**Data under study**
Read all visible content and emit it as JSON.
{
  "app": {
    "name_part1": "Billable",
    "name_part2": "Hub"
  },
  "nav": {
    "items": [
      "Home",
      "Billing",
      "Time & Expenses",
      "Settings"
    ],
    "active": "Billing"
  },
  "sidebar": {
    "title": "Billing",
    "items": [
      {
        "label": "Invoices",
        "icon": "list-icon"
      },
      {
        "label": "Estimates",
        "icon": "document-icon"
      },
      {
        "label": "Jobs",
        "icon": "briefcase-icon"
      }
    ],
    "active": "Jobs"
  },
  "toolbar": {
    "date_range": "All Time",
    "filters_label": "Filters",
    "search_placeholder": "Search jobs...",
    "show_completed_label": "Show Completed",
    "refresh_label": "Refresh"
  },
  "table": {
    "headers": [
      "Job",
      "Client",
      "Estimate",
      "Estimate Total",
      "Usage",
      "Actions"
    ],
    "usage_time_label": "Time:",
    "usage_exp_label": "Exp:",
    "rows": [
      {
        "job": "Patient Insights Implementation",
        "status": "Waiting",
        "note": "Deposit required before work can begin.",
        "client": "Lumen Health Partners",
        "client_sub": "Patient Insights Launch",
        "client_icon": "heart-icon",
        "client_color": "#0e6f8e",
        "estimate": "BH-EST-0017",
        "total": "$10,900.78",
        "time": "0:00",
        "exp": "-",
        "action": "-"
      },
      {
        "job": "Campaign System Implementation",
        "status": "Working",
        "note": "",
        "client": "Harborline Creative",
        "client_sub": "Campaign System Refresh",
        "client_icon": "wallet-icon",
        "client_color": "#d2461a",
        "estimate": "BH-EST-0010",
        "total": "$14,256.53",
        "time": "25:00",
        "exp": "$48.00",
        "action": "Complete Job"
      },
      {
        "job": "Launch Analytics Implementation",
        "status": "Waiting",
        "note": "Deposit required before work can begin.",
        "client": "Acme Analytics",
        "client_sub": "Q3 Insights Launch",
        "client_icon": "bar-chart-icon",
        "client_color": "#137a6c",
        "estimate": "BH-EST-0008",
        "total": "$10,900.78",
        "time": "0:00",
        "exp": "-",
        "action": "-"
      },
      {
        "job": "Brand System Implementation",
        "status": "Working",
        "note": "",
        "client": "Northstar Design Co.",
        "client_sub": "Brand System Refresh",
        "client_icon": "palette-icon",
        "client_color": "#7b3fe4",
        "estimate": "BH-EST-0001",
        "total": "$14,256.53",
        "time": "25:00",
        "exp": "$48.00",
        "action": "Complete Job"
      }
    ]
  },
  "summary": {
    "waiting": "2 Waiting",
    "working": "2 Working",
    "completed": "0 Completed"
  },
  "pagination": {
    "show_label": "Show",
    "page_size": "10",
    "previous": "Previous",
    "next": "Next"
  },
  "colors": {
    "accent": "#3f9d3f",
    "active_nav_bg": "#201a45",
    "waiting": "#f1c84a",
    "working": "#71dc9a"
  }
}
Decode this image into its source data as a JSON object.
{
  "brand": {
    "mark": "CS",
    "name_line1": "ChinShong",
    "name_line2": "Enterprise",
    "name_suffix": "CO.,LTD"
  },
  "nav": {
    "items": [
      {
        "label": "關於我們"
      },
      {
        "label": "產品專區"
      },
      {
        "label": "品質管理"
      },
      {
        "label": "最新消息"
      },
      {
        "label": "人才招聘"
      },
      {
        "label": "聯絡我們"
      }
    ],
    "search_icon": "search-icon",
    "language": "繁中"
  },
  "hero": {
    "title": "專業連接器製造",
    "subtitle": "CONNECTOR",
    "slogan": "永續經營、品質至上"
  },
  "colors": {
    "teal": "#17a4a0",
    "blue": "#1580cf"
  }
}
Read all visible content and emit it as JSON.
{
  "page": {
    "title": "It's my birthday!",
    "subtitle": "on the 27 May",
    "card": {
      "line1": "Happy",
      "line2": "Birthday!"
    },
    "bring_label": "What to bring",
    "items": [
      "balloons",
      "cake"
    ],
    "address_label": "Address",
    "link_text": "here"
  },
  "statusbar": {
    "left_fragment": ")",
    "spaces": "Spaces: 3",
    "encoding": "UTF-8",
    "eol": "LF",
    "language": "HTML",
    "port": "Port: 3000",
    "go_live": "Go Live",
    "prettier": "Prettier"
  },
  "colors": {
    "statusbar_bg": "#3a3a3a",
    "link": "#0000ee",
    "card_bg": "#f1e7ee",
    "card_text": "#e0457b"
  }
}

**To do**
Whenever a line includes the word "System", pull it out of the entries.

**Exercise solution**
        "job": "Campaign System Implementation",
        "client_sub": "Campaign System Refresh",
        "job": "Brand System Implementation",
        "client_sub": "Brand System Refresh",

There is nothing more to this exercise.